Recipes | Millet Flat-bread and Garlic Spread – The delightful world of food blogs
Thanks to some real-life social engagements, I went off-line for a couple of days and enjoyed the leisure time with family and friends. The self-exile did help in bringing some balance back into life .
Getting back to work again after a break can feel daunting. I was trying to re-sync my internet-based social media engagements and checking the in-boxes for any messages.
As I was trying to settle into the rhythm, a message popped up. It was from a friend ‘Raji‘ who congratulated me for a lovely feature in an Indian daily ‘The Tribune’. She also attached a copy (below) of that page with a small note at the end, “would you mind sharing the recipe of that Garlic spread (Lasun cutney) I had with millet flat breads (bajra roti) at your home…please..please”.
I checked the online link on the site of a popular Indian newspaper ‘The Tribune’ which published my interview a couple of days back. I was reading that article and grinning from ear to ear, as if I had just won the lottery
And why wouldn’t I, the article about food bloggers in India starts with a few snippets from ‘my journey into the world of food blogging‘ and ends with a sentence from my about page!
Following your dream is never easy, but these are the times when the efforts you put in, to realize your dreams feel worth.
1. Spicy Millet Flat-breads or Bajre ki Roti
Millet flat-breads or Bajra rotis are widely eaten in rural India during winter season. As millet lack gluten, the dough becomes quite difficult to handle and makes it hard to roll the roti on a board without breaking it.
To easy my work during morning rush hours, I combine millet (bajra), sorghum (jowar), wheat (gehun) and store the flour. Gluten present in wheat helps in two ways, it keeps the rotis soft in the lunchbox and also makes it easy to roll the rotis without breaking.
Villagers prefer to eat these filling Rotis with spicy garlic chutney after a days hard work in field. They don’t need any modern gadgets to grind the chutney or a griddle to cook rotis. Just a few wooden sticks to light the fire, a stone to grind the chutney and their day is done.
I still remember the earthy taste of the millet rotis my caretaker, an old lady in her seventies used to bring and share with me. She would cook the millet rotis on a wooden hearth at her home, wrap them in a muslin cloth and bring for her lunch.

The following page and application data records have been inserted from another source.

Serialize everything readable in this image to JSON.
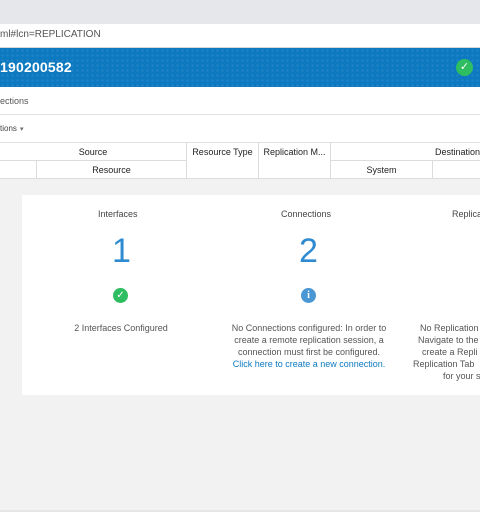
{
  "browser": {
    "url_fragment": "ml#lcn=REPLICATION"
  },
  "app": {
    "system_name": "190200582"
  },
  "tabs": {
    "current": "ections"
  },
  "filter": {
    "label": "tions"
  },
  "table": {
    "group_source": "Source",
    "sub_resource": "Resource",
    "resource_type": "Resource Type",
    "replication_mode": "Replication M...",
    "group_destination": "Destination",
    "sub_system": "System"
  },
  "dashboard": {
    "interfaces": {
      "title": "Interfaces",
      "count": "1",
      "status_icon": "check-circle-icon",
      "status_color": "#2ebd60",
      "desc": "2 Interfaces Configured"
    },
    "connections": {
      "title": "Connections",
      "count": "2",
      "status_icon": "info-circle-icon",
      "status_color": "#4a97d4",
      "desc_line1": "No Connections configured: In order to",
      "desc_line2": "create a remote replication session, a",
      "desc_line3": "connection must first be configured.",
      "link": "Click here to create a new connection."
    },
    "replication": {
      "title": "Replica",
      "desc_line1": "No Replication",
      "desc_line2": "Navigate to the",
      "desc_line3": "create a Repli",
      "desc_line4": "Replication Tab",
      "desc_line5": "for your s"
    }
  }
}
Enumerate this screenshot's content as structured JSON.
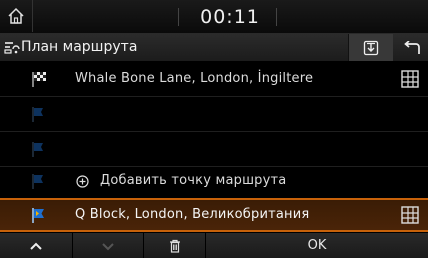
{
  "clock": "00:11",
  "header": {
    "title": "План маршрута",
    "home_icon": "home-icon",
    "route_icon": "route-plan-icon",
    "import_icon": "import-icon",
    "back_icon": "back-icon"
  },
  "route": {
    "destination": {
      "label": "Whale Bone Lane, London, İngiltere",
      "icon": "checkered-flag-icon"
    },
    "waypoints": [
      {
        "label": "",
        "icon": "waypoint-flag-icon"
      },
      {
        "label": "",
        "icon": "waypoint-flag-icon"
      }
    ],
    "add_waypoint": {
      "label": "Добавить точку маршрута",
      "icon": "add-circle-icon"
    },
    "start": {
      "label": "Q Block, London, Великобритания",
      "icon": "start-flag-icon"
    }
  },
  "toolbar": {
    "ok_label": "OK",
    "up_icon": "chevron-up-icon",
    "down_icon": "chevron-down-icon",
    "delete_icon": "trash-icon"
  },
  "colors": {
    "accent": "#c8620a",
    "highlight_bg": "#3a1c05",
    "flag_blue": "#1e6fd0"
  }
}
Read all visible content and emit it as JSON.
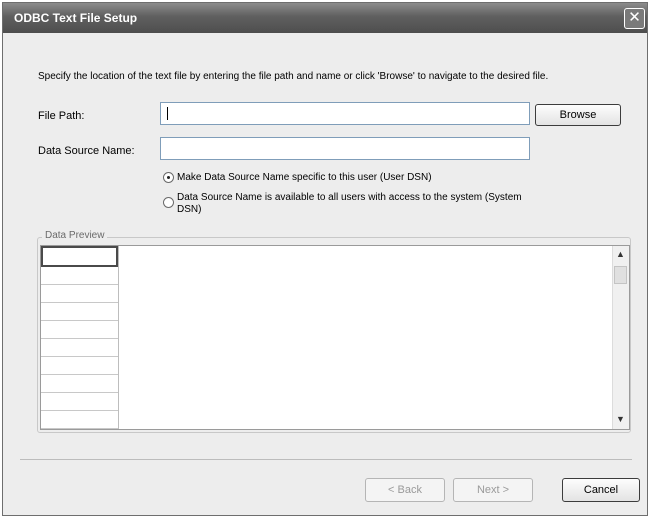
{
  "window": {
    "title": "ODBC Text File Setup",
    "close_glyph": "✕"
  },
  "description": "Specify the location of the text file by entering the file path and name or click 'Browse' to navigate to the desired file.",
  "file_path": {
    "label": "File Path:",
    "value": ""
  },
  "browse_label": "Browse",
  "dsn": {
    "label": "Data Source Name:",
    "value": ""
  },
  "radios": [
    {
      "label": "Make Data Source Name specific to this user (User DSN)",
      "selected": true
    },
    {
      "label": "Data Source Name is available to all users with access to the system (System DSN)",
      "selected": false
    }
  ],
  "preview": {
    "legend": "Data Preview",
    "scroll_up": "▲",
    "scroll_down": "▼"
  },
  "footer": {
    "back_label": "< Back",
    "next_label": "Next >",
    "cancel_label": "Cancel"
  },
  "icons": {
    "close": "close-icon",
    "up": "chevron-up-icon",
    "down": "chevron-down-icon"
  }
}
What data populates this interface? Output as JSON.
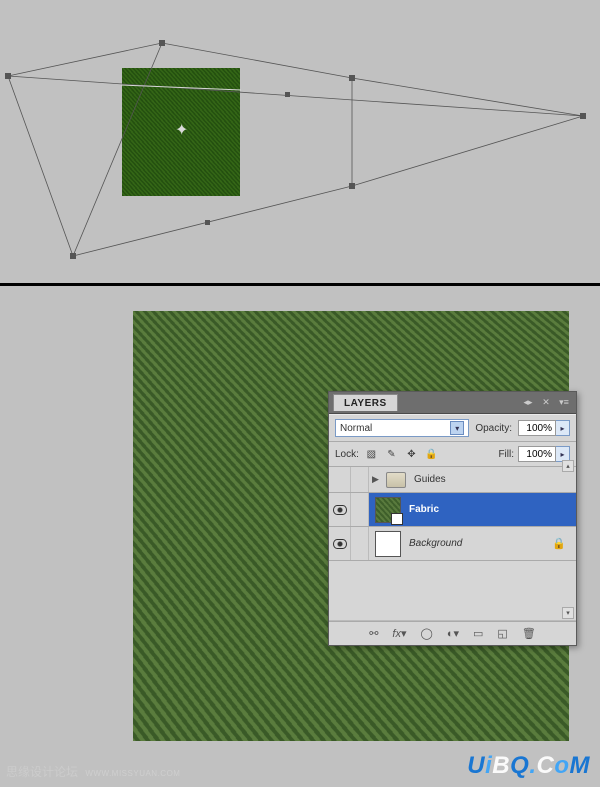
{
  "panel": {
    "title": "LAYERS",
    "blend_mode": "Normal",
    "opacity_label": "Opacity:",
    "opacity_value": "100%",
    "lock_label": "Lock:",
    "fill_label": "Fill:",
    "fill_value": "100%"
  },
  "layers": {
    "guides": {
      "name": "Guides"
    },
    "fabric": {
      "name": "Fabric"
    },
    "background": {
      "name": "Background"
    }
  },
  "watermarks": {
    "left_main": "思缘设计论坛",
    "left_sub": "WWW.MISSYUAN.COM",
    "right": {
      "p1": "U",
      "p2": "i",
      "p3": "B",
      "p4": "Q",
      "p5": ".",
      "p6": "C",
      "p7": "o",
      "p8": "M"
    }
  }
}
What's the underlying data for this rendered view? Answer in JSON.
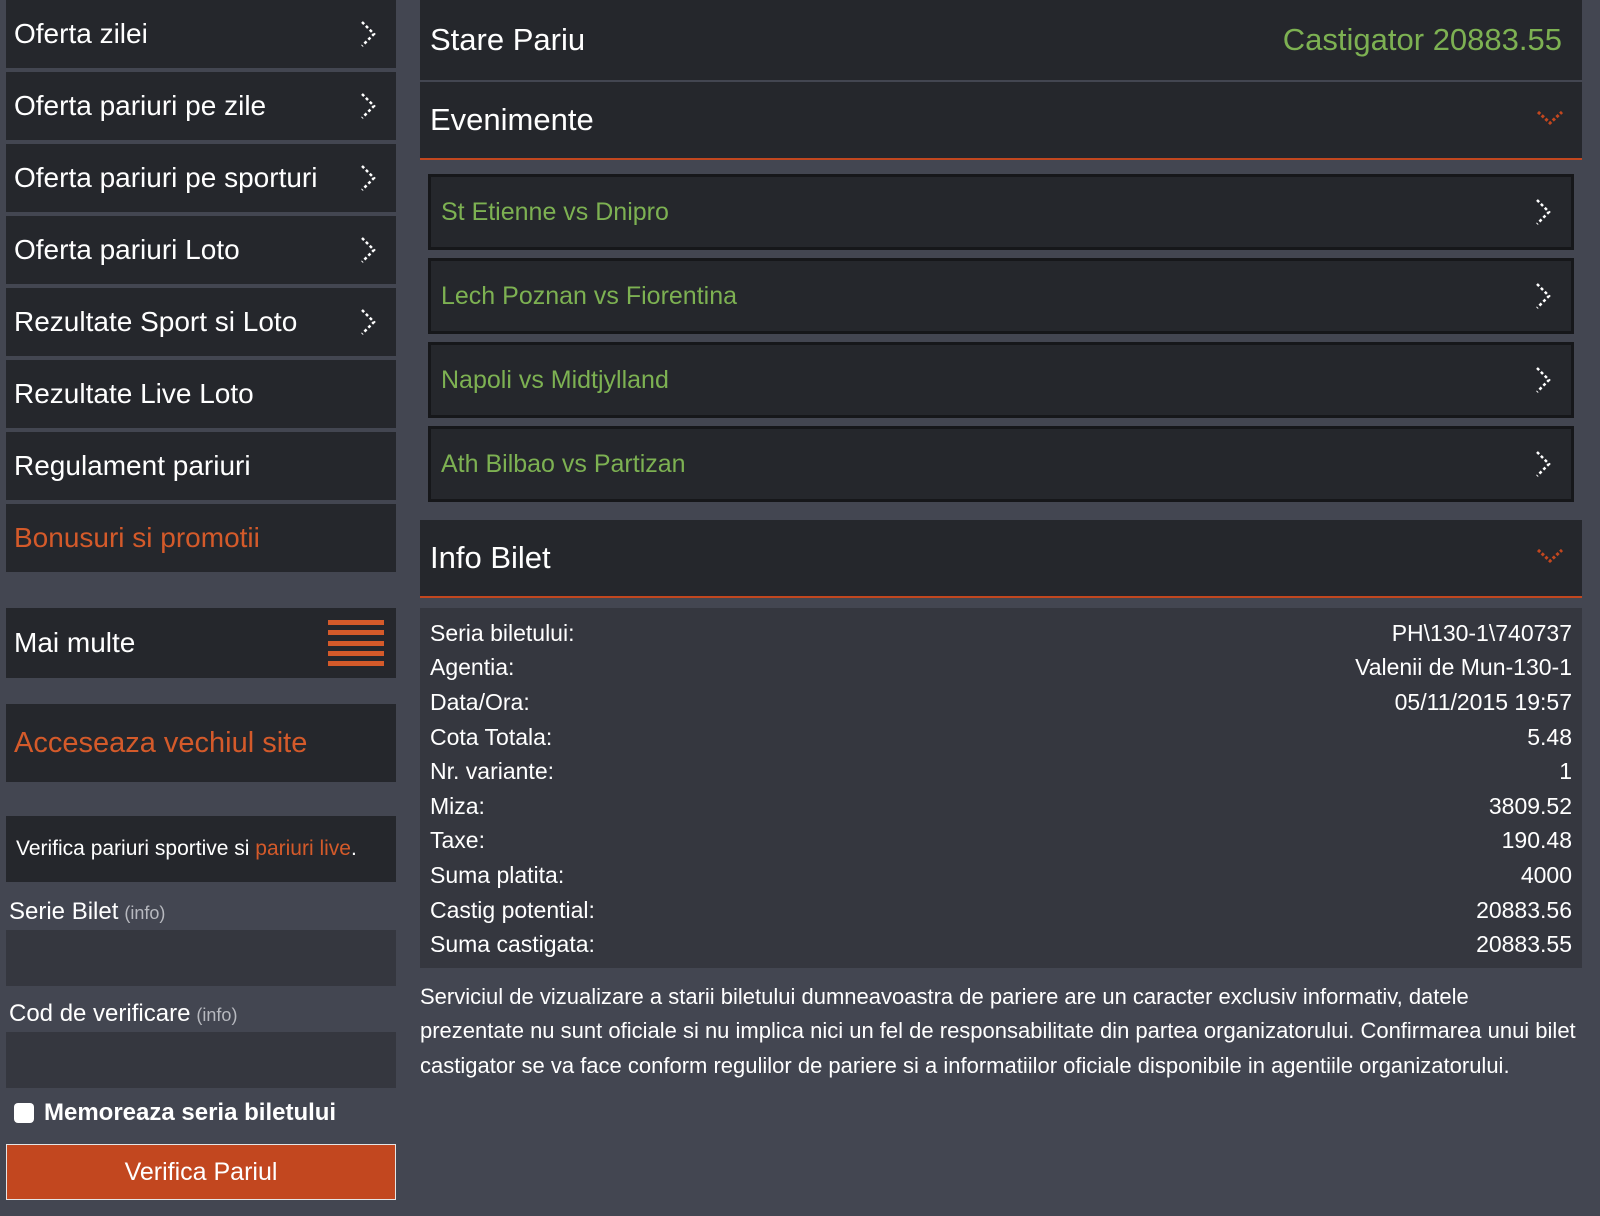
{
  "sidebar": {
    "nav": [
      {
        "label": "Oferta zilei",
        "chevron": true,
        "accent": false
      },
      {
        "label": "Oferta pariuri pe zile",
        "chevron": true,
        "accent": false
      },
      {
        "label": "Oferta pariuri pe sporturi",
        "chevron": true,
        "accent": false
      },
      {
        "label": "Oferta pariuri Loto",
        "chevron": true,
        "accent": false
      },
      {
        "label": "Rezultate Sport si Loto",
        "chevron": true,
        "accent": false
      },
      {
        "label": "Rezultate Live Loto",
        "chevron": false,
        "accent": false
      },
      {
        "label": "Regulament pariuri",
        "chevron": false,
        "accent": false
      },
      {
        "label": "Bonusuri si promotii",
        "chevron": false,
        "accent": true
      }
    ],
    "more_label": "Mai multe",
    "old_site_label": "Acceseaza vechiul site",
    "verify": {
      "intro_text": "Verifica pariuri sportive si ",
      "intro_link": "pariuri live",
      "intro_end": ".",
      "serie_label": "Serie Bilet",
      "serie_info": "(info)",
      "serie_value": "",
      "code_label": "Cod de verificare",
      "code_info": "(info)",
      "code_value": "",
      "remember_label": "Memoreaza seria biletului",
      "button_label": "Verifica Pariul"
    }
  },
  "main": {
    "status_title": "Stare Pariu",
    "status_value": "Castigator 20883.55",
    "events_title": "Evenimente",
    "events": [
      {
        "label": "St Etienne vs Dnipro"
      },
      {
        "label": "Lech Poznan vs Fiorentina"
      },
      {
        "label": "Napoli vs Midtjylland"
      },
      {
        "label": "Ath Bilbao vs Partizan"
      }
    ],
    "info_title": "Info Bilet",
    "info_rows": [
      {
        "key": "Seria biletului:",
        "value": "PH\\130-1\\740737"
      },
      {
        "key": "Agentia:",
        "value": "Valenii de Mun-130-1"
      },
      {
        "key": "Data/Ora:",
        "value": "05/11/2015 19:57"
      },
      {
        "key": "Cota Totala:",
        "value": "5.48"
      },
      {
        "key": "Nr. variante:",
        "value": "1"
      },
      {
        "key": "Miza:",
        "value": "3809.52"
      },
      {
        "key": "Taxe:",
        "value": "190.48"
      },
      {
        "key": "Suma platita:",
        "value": "4000"
      },
      {
        "key": "Castig potential:",
        "value": "20883.56"
      },
      {
        "key": "Suma castigata:",
        "value": "20883.55"
      }
    ],
    "disclaimer": "Serviciul de vizualizare a starii biletului dumneavoastra de pariere are un caracter exclusiv informativ, datele prezentate nu sunt oficiale si nu implica nici un fel de responsabilitate din partea organizatorului. Confirmarea unui bilet castigator se va face conform regulilor de pariere si a informatiilor oficiale disponibile in agentiile organizatorului."
  },
  "colors": {
    "background": "#434651",
    "panel": "#25272c",
    "accent": "#d45a2a",
    "success": "#7db152",
    "button": "#c2471f"
  },
  "icons": {
    "nav_chevron": "chevron-right-icon",
    "section_toggle": "chevron-down-icon",
    "menu": "hamburger-menu-icon"
  }
}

She used to sit in a corner and gently open the folds of the aged muslin cloth to take out the warm rotis and eat them with sliced onion and a green chilly. Life is really simple, the piles of stuffs we gather to simplify it actually make it more complicated.
(makes about 6-7 rotis)
- 1 cup Millet (bajra) flour
- 1/2 cup Sorghum (jowar) flour
- 1/2 cup wheat flour
- 1 medium onion
- 1 green chilly
- 1/2 tsp. red chilly powder
- 3 tbsp. chopped coriander leaves
- 1 tsp Carom (ajwain) seeds
- Salt to taste
- water as required
Method; Peel and chop onion very finely. Dice green chilly into small pieces. Take a large bowl and add all the three varieties of fours in it.
Add all ingredients except water and combine to mix well.
Pour water little by little and knead a soft dough.
It is quite easy to roll these rotis in between two sheets of plastic or butter paper as shown in this recipe. Pinch small balls of dough and roll into circular rotis. These rotis will roll out slightly thicker and will not puff up like chapattis or phulkas.
Heat a griddle, place the roti on it and toast for a few seconds till the texture and colour of roti changes. Press the rotis lightly with the back of a spatula.
Flip again and toast it for another minute. Serve these healthy and filling Spicy Millet flat-breads or bajre ki Rotis with garlic spread (Lasun chutney) and yogurt raita (curd).
2. Spicy Chilly-Garlic Spread or Lasun ki chutney
- 20-25 garlic cloves
- 10 red chilly
- 4-5 tbsp. oil
- 1 cup Warm water
- Salt to taste
- 1 tsp fenugreek seeds
- 1 tsp. mustard seeds
Method; soak red chilly in warm water for an hour. Remove the stalks from each chilly, if you wish.
Peel garlic, 2-3 whole pods of garlic (lasun) are good enough to get 20-25 cloves.
Drain the water from chilly and grind it with garlic cloves and salt into fine paste.
Add a little water if you find it difficult to grind the paste.
Heat oil and crackle mustard seeds, add fenugreek seeds (methi dana) and immediately pour the garlic paste into it.
Cook on medium heat till oil separates from the garlic and chilly paste.
This spicy-garlic spread or chutney stays good for a month in refrigerator.
- Use warm water for soft and more pliable dough.
- Wheat flour in the dough helps rolling the rotis easier.
- Knead the dough a day before and refrigerate. It stays good for 3-4 days.
- Add 1 boiled and mashed potato for another healthy variation of this roti recipe.
- Use dry red chilly powder if you need to make instant garlic spread and don’t have time to soak the chilies.